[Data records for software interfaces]
- Opening Delimiter -

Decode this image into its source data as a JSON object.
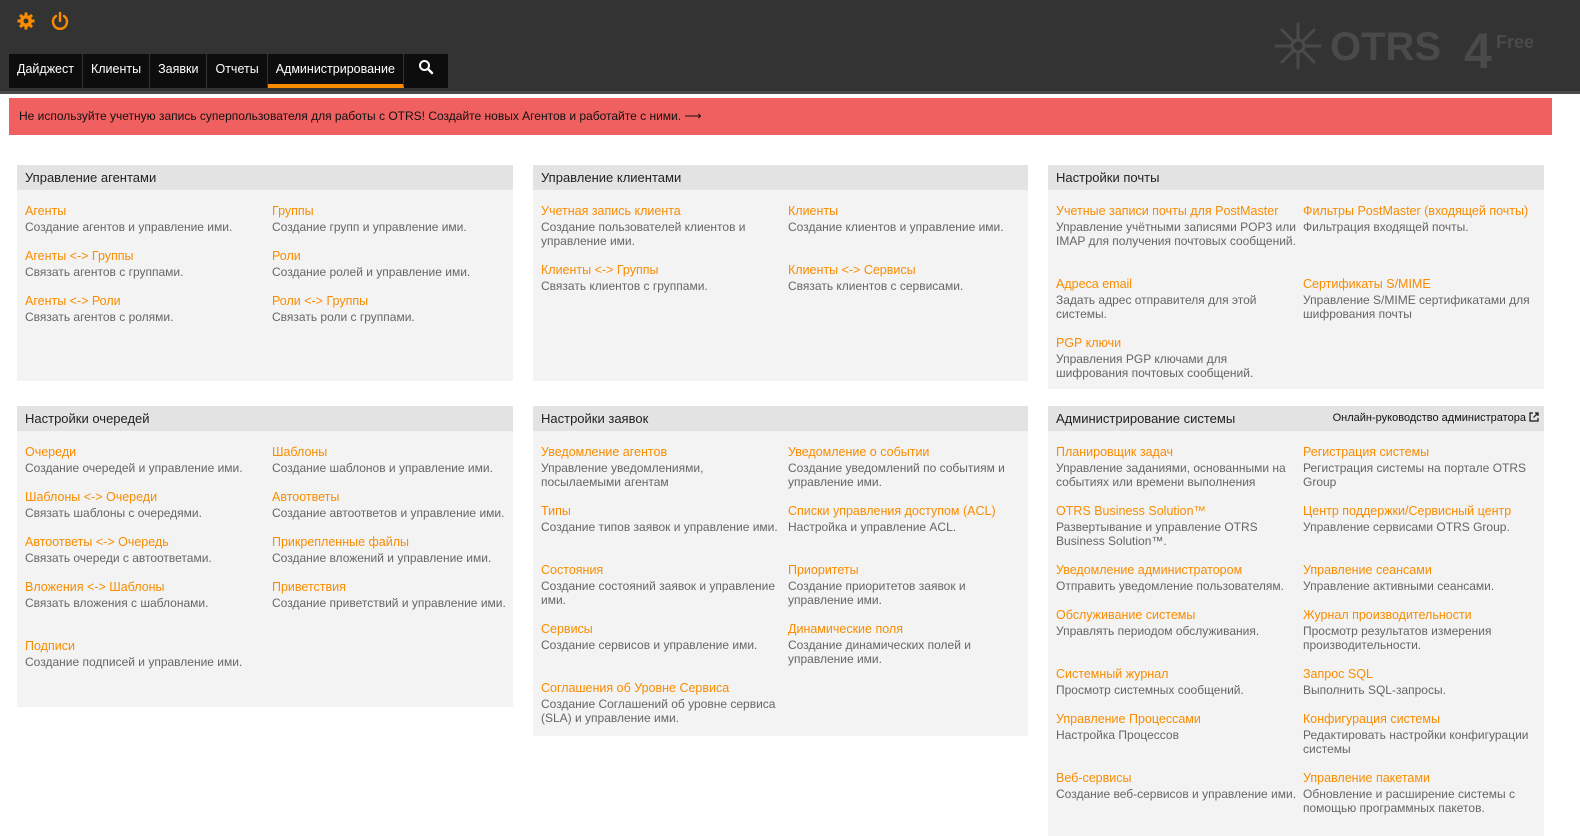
{
  "header": {
    "nav": [
      "Дайджест",
      "Клиенты",
      "Заявки",
      "Отчеты",
      "Администрирование"
    ],
    "active_index": 4,
    "logo_text": "OTRS",
    "logo_version": "4",
    "logo_edition": "Free"
  },
  "icons": {
    "gear": "gear-icon",
    "power": "power-icon",
    "search": "search-icon",
    "external": "external-link-icon",
    "accent_color": "#f98c00",
    "notice_color": "#f06060"
  },
  "notice": {
    "text": "Не используйте учетную запись суперпользователя для работы с OTRS! Создайте новых Агентов и работайте с ними. ⟶"
  },
  "widgets": [
    {
      "title": "Управление агентами",
      "items": [
        {
          "link": "Агенты",
          "desc": "Создание агентов и управление ими."
        },
        {
          "link": "Группы",
          "desc": "Создание групп и управление ими."
        },
        {
          "link": "Агенты <-> Группы",
          "desc": "Связать агентов с группами."
        },
        {
          "link": "Роли",
          "desc": "Создание ролей и управление ими."
        },
        {
          "link": "Агенты <-> Роли",
          "desc": "Связать агентов с ролями."
        },
        {
          "link": "Роли <-> Группы",
          "desc": "Связать роли с группами."
        }
      ]
    },
    {
      "title": "Управление клиентами",
      "items": [
        {
          "link": "Учетная запись клиента",
          "desc": "Создание пользователей клиентов и управление ими."
        },
        {
          "link": "Клиенты",
          "desc": "Создание клиентов и управление ими."
        },
        {
          "link": "Клиенты <-> Группы",
          "desc": "Связать клиентов с группами."
        },
        {
          "link": "Клиенты <-> Сервисы",
          "desc": "Связать клиентов с сервисами."
        }
      ]
    },
    {
      "title": "Настройки почты",
      "items": [
        {
          "link": "Учетные записи почты для PostMaster",
          "desc": "Управление учётными записями POP3 или IMAP для получения почтовых сообщений."
        },
        {
          "link": "Фильтры PostMaster (входящей почты)",
          "desc": "Фильтрация входящей почты."
        },
        {
          "link": "Адреса email",
          "desc": "Задать адрес отправителя для этой системы."
        },
        {
          "link": "Сертификаты S/MIME",
          "desc": "Управление S/MIME сертификатами для шифрования почты"
        },
        {
          "link": "PGP ключи",
          "desc": "Управления PGP ключами для шифрования почтовых сообщений."
        }
      ]
    },
    {
      "title": "Настройки очередей",
      "items": [
        {
          "link": "Очереди",
          "desc": "Создание очередей и управление ими."
        },
        {
          "link": "Шаблоны",
          "desc": "Создание шаблонов и управление ими."
        },
        {
          "link": "Шаблоны <-> Очереди",
          "desc": "Связать шаблоны с очередями."
        },
        {
          "link": "Автоответы",
          "desc": "Создание автоответов и управление ими."
        },
        {
          "link": "Автоответы <-> Очередь",
          "desc": "Связать очереди с автоответами."
        },
        {
          "link": "Прикрепленные файлы",
          "desc": "Создание вложений и управление ими."
        },
        {
          "link": "Вложения <-> Шаблоны",
          "desc": "Связать вложения с шаблонами."
        },
        {
          "link": "Приветствия",
          "desc": "Создание приветствий и управление ими."
        },
        {
          "link": "Подписи",
          "desc": "Создание подписей и управление ими."
        }
      ]
    },
    {
      "title": "Настройки заявок",
      "items": [
        {
          "link": "Уведомление агентов",
          "desc": "Управление уведомлениями, посылаемыми агентам"
        },
        {
          "link": "Уведомление о событии",
          "desc": "Создание уведомлений по событиям и управление ими."
        },
        {
          "link": "Типы",
          "desc": "Создание типов заявок и управление ими."
        },
        {
          "link": "Списки управления доступом (ACL)",
          "desc": "Настройка и управление ACL."
        },
        {
          "link": "Состояния",
          "desc": "Создание состояний заявок и управление ими."
        },
        {
          "link": "Приоритеты",
          "desc": "Создание приоритетов заявок и управление ими."
        },
        {
          "link": "Сервисы",
          "desc": "Создание сервисов и управление ими."
        },
        {
          "link": "Динамические поля",
          "desc": "Создание динамических полей и управление ими."
        },
        {
          "link": "Соглашения об Уровне Сервиса",
          "desc": "Создание Соглашений об уровне сервиса (SLA) и управление ими."
        }
      ]
    },
    {
      "title": "Администрирование системы",
      "head_link": "Онлайн-руководство администратора",
      "items": [
        {
          "link": "Планировщик задач",
          "desc": "Управление заданиями, основанными на событиях или времени выполнения"
        },
        {
          "link": "Регистрация системы",
          "desc": "Регистрация системы на портале OTRS Group"
        },
        {
          "link": "OTRS Business Solution™",
          "desc": "Развертывание и управление OTRS Business Solution™."
        },
        {
          "link": "Центр поддержки/Сервисный центр",
          "desc": "Управление сервисами OTRS Group."
        },
        {
          "link": "Уведомление администратором",
          "desc": "Отправить уведомление пользователям."
        },
        {
          "link": "Управление сеансами",
          "desc": "Управление активными сеансами."
        },
        {
          "link": "Обслуживание системы",
          "desc": "Управлять периодом обслуживания."
        },
        {
          "link": "Журнал производительности",
          "desc": "Просмотр результатов измерения производительности."
        },
        {
          "link": "Системный журнал",
          "desc": "Просмотр системных сообщений."
        },
        {
          "link": "Запрос SQL",
          "desc": "Выполнить SQL-запросы."
        },
        {
          "link": "Управление Процессами",
          "desc": "Настройка Процессов"
        },
        {
          "link": "Конфигурация системы",
          "desc": "Редактировать настройки конфигурации системы"
        },
        {
          "link": "Веб-сервисы",
          "desc": "Создание веб-сервисов и управление ими."
        },
        {
          "link": "Управление пакетами",
          "desc": "Обновление и расширение системы с помощью программных пакетов."
        }
      ]
    }
  ]
}
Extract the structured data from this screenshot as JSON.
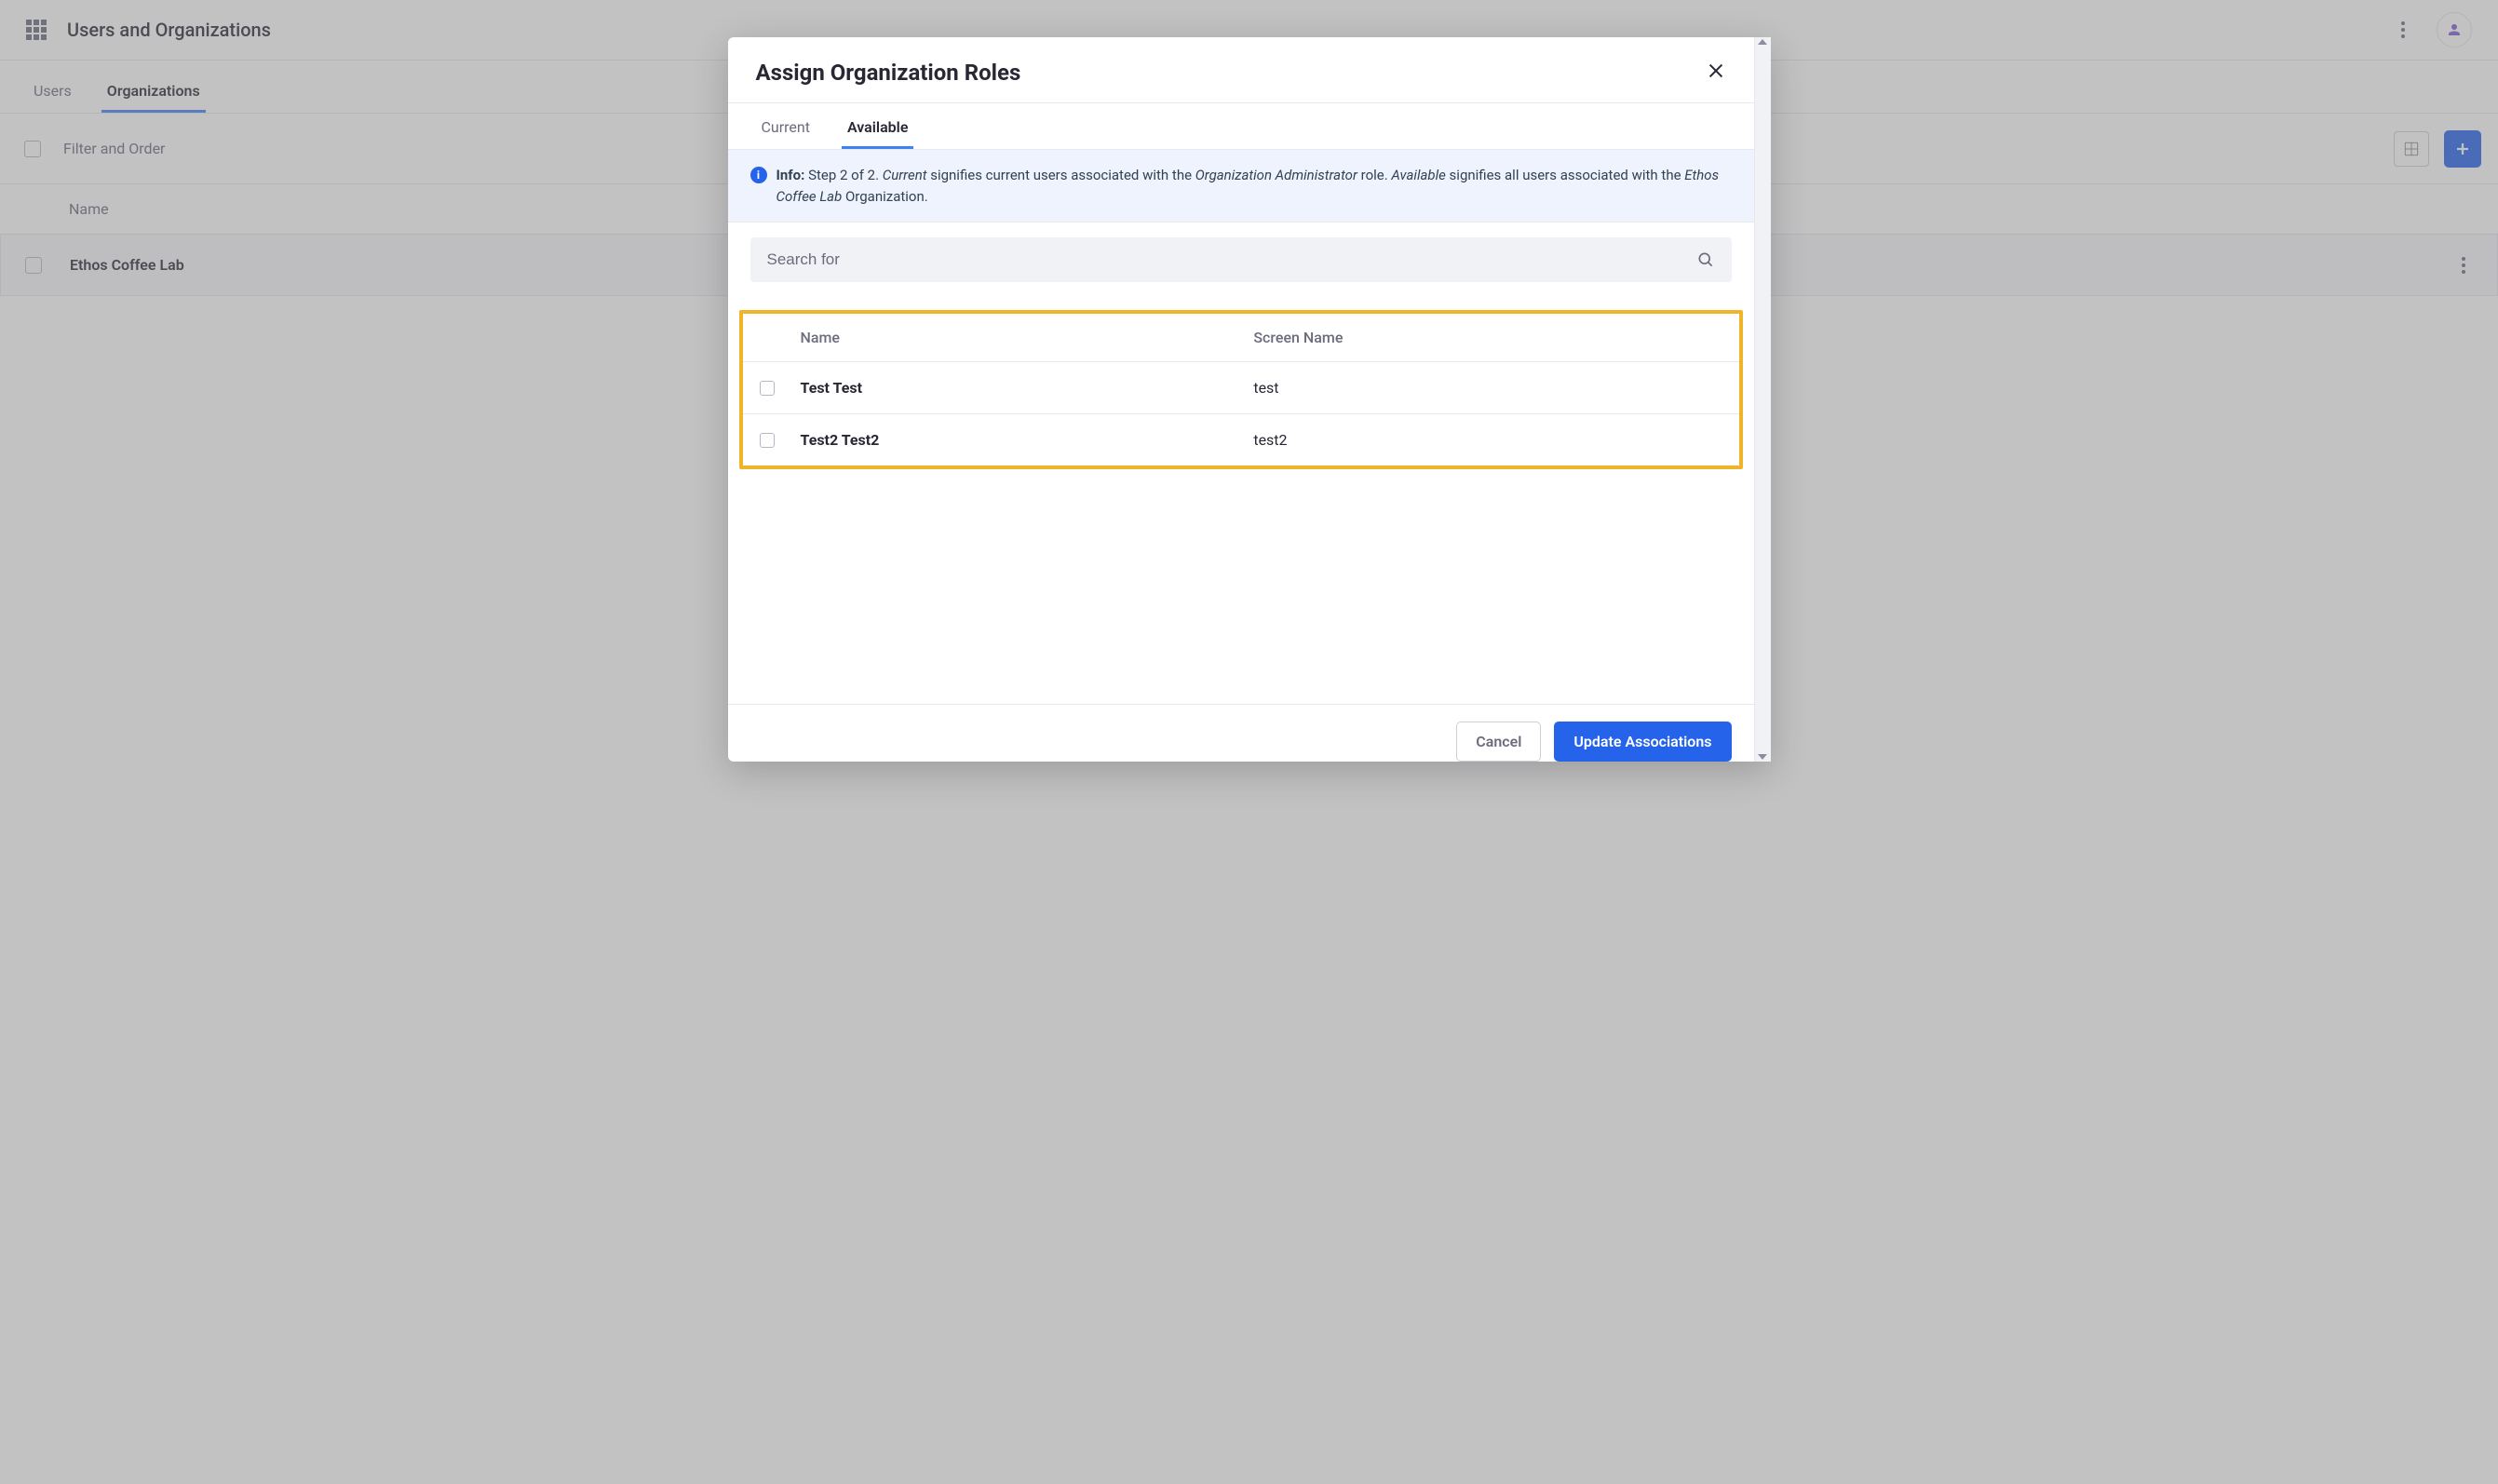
{
  "topbar": {
    "title": "Users and Organizations"
  },
  "subtabs": {
    "items": [
      {
        "label": "Users",
        "active": false
      },
      {
        "label": "Organizations",
        "active": true
      }
    ]
  },
  "toolbar": {
    "filter_label": "Filter and Order"
  },
  "bg_table": {
    "header_name": "Name",
    "row_name": "Ethos Coffee Lab"
  },
  "modal": {
    "title": "Assign Organization Roles",
    "tabs": [
      {
        "label": "Current",
        "active": false
      },
      {
        "label": "Available",
        "active": true
      }
    ],
    "info": {
      "lead": "Info:",
      "pre": "Step 2 of 2. ",
      "i1": "Current",
      "mid1": " signifies current users associated with the ",
      "i2": "Organization Administrator",
      "mid2": " role. ",
      "i3": "Available",
      "mid3": " signifies all users associated with the ",
      "i4": "Ethos Coffee Lab",
      "post": " Organization."
    },
    "search_placeholder": "Search for",
    "table": {
      "col_name": "Name",
      "col_screen": "Screen Name",
      "rows": [
        {
          "name": "Test Test",
          "screen": "test"
        },
        {
          "name": "Test2 Test2",
          "screen": "test2"
        }
      ]
    },
    "footer": {
      "cancel": "Cancel",
      "update": "Update Associations"
    }
  }
}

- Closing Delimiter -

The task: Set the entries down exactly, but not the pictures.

Your solution:
Decode this image into its source data as a JSON object.
{
  "header": {
    "nav": [
      "Дайджест",
      "Клиенты",
      "Заявки",
      "Отчеты",
      "Администрирование"
    ],
    "active_index": 4,
    "logo_text": "OTRS",
    "logo_version": "4",
    "logo_edition": "Free"
  },
  "icons": {
    "gear": "gear-icon",
    "power": "power-icon",
    "search": "search-icon",
    "external": "external-link-icon",
    "accent_color": "#f98c00",
    "notice_color": "#f06060"
  },
  "notice": {
    "text": "Не используйте учетную запись суперпользователя для работы с OTRS! Создайте новых Агентов и работайте с ними. ⟶"
  },
  "widgets": [
    {
      "title": "Управление агентами",
      "items": [
        {
          "link": "Агенты",
          "desc": "Создание агентов и управление ими."
        },
        {
          "link": "Группы",
          "desc": "Создание групп и управление ими."
        },
        {
          "link": "Агенты <-> Группы",
          "desc": "Связать агентов с группами."
        },
        {
          "link": "Роли",
          "desc": "Создание ролей и управление ими."
        },
        {
          "link": "Агенты <-> Роли",
          "desc": "Связать агентов с ролями."
        },
        {
          "link": "Роли <-> Группы",
          "desc": "Связать роли с группами."
        }
      ]
    },
    {
      "title": "Управление клиентами",
      "items": [
        {
          "link": "Учетная запись клиента",
          "desc": "Создание пользователей клиентов и управление ими."
        },
        {
          "link": "Клиенты",
          "desc": "Создание клиентов и управление ими."
        },
        {
          "link": "Клиенты <-> Группы",
          "desc": "Связать клиентов с группами."
        },
        {
          "link": "Клиенты <-> Сервисы",
          "desc": "Связать клиентов с сервисами."
        }
      ]
    },
    {
      "title": "Настройки почты",
      "items": [
        {
          "link": "Учетные записи почты для PostMaster",
          "desc": "Управление учётными записями POP3 или IMAP для получения почтовых сообщений."
        },
        {
          "link": "Фильтры PostMaster (входящей почты)",
          "desc": "Фильтрация входящей почты."
        },
        {
          "link": "Адреса email",
          "desc": "Задать адрес отправителя для этой системы."
        },
        {
          "link": "Сертификаты S/MIME",
          "desc": "Управление S/MIME сертификатами для шифрования почты"
        },
        {
          "link": "PGP ключи",
          "desc": "Управления PGP ключами для шифрования почтовых сообщений."
        }
      ]
    },
    {
      "title": "Настройки очередей",
      "items": [
        {
          "link": "Очереди",
          "desc": "Создание очередей и управление ими."
        },
        {
          "link": "Шаблоны",
          "desc": "Создание шаблонов и управление ими."
        },
        {
          "link": "Шаблоны <-> Очереди",
          "desc": "Связать шаблоны с очередями."
        },
        {
          "link": "Автоответы",
          "desc": "Создание автоответов и управление ими."
        },
        {
          "link": "Автоответы <-> Очередь",
          "desc": "Связать очереди с автоответами."
        },
        {
          "link": "Прикрепленные файлы",
          "desc": "Создание вложений и управление ими."
        },
        {
          "link": "Вложения <-> Шаблоны",
          "desc": "Связать вложения с шаблонами."
        },
        {
          "link": "Приветствия",
          "desc": "Создание приветствий и управление ими."
        },
        {
          "link": "Подписи",
          "desc": "Создание подписей и управление ими."
        }
      ]
    },
    {
      "title": "Настройки заявок",
      "items": [
        {
          "link": "Уведомление агентов",
          "desc": "Управление уведомлениями, посылаемыми агентам"
        },
        {
          "link": "Уведомление о событии",
          "desc": "Создание уведомлений по событиям и управление ими."
        },
        {
          "link": "Типы",
          "desc": "Создание типов заявок и управление ими."
        },
        {
          "link": "Списки управления доступом (ACL)",
          "desc": "Настройка и управление ACL."
        },
        {
          "link": "Состояния",
          "desc": "Создание состояний заявок и управление ими."
        },
        {
          "link": "Приоритеты",
          "desc": "Создание приоритетов заявок и управление ими."
        },
        {
          "link": "Сервисы",
          "desc": "Создание сервисов и управление ими."
        },
        {
          "link": "Динамические поля",
          "desc": "Создание динамических полей и управление ими."
        },
        {
          "link": "Соглашения об Уровне Сервиса",
          "desc": "Создание Соглашений об уровне сервиса (SLA) и управление ими."
        }
      ]
    },
    {
      "title": "Администрирование системы",
      "head_link": "Онлайн-руководство администратора",
      "items": [
        {
          "link": "Планировщик задач",
          "desc": "Управление заданиями, основанными на событиях или времени выполнения"
        },
        {
          "link": "Регистрация системы",
          "desc": "Регистрация системы на портале OTRS Group"
        },
        {
          "link": "OTRS Business Solution™",
          "desc": "Развертывание и управление OTRS Business Solution™."
        },
        {
          "link": "Центр поддержки/Сервисный центр",
          "desc": "Управление сервисами OTRS Group."
        },
        {
          "link": "Уведомление администратором",
          "desc": "Отправить уведомление пользователям."
        },
        {
          "link": "Управление сеансами",
          "desc": "Управление активными сеансами."
        },
        {
          "link": "Обслуживание системы",
          "desc": "Управлять периодом обслуживания."
        },
        {
          "link": "Журнал производительности",
          "desc": "Просмотр результатов измерения производительности."
        },
        {
          "link": "Системный журнал",
          "desc": "Просмотр системных сообщений."
        },
        {
          "link": "Запрос SQL",
          "desc": "Выполнить SQL-запросы."
        },
        {
          "link": "Управление Процессами",
          "desc": "Настройка Процессов"
        },
        {
          "link": "Конфигурация системы",
          "desc": "Редактировать настройки конфигурации системы"
        },
        {
          "link": "Веб-сервисы",
          "desc": "Создание веб-сервисов и управление ими."
        },
        {
          "link": "Управление пакетами",
          "desc": "Обновление и расширение системы с помощью программных пакетов."
        }
      ]
    }
  ]
}
Extract the structured data from this screenshot as JSON.
{
  "topbar": {
    "title": "Users and Organizations"
  },
  "subtabs": {
    "items": [
      {
        "label": "Users",
        "active": false
      },
      {
        "label": "Organizations",
        "active": true
      }
    ]
  },
  "toolbar": {
    "filter_label": "Filter and Order"
  },
  "bg_table": {
    "header_name": "Name",
    "row_name": "Ethos Coffee Lab"
  },
  "modal": {
    "title": "Assign Organization Roles",
    "tabs": [
      {
        "label": "Current",
        "active": false
      },
      {
        "label": "Available",
        "active": true
      }
    ],
    "info": {
      "lead": "Info:",
      "pre": "Step 2 of 2. ",
      "i1": "Current",
      "mid1": " signifies current users associated with the ",
      "i2": "Organization Administrator",
      "mid2": " role. ",
      "i3": "Available",
      "mid3": " signifies all users associated with the ",
      "i4": "Ethos Coffee Lab",
      "post": " Organization."
    },
    "search_placeholder": "Search for",
    "table": {
      "col_name": "Name",
      "col_screen": "Screen Name",
      "rows": [
        {
          "name": "Test Test",
          "screen": "test"
        },
        {
          "name": "Test2 Test2",
          "screen": "test2"
        }
      ]
    },
    "footer": {
      "cancel": "Cancel",
      "update": "Update Associations"
    }
  }
}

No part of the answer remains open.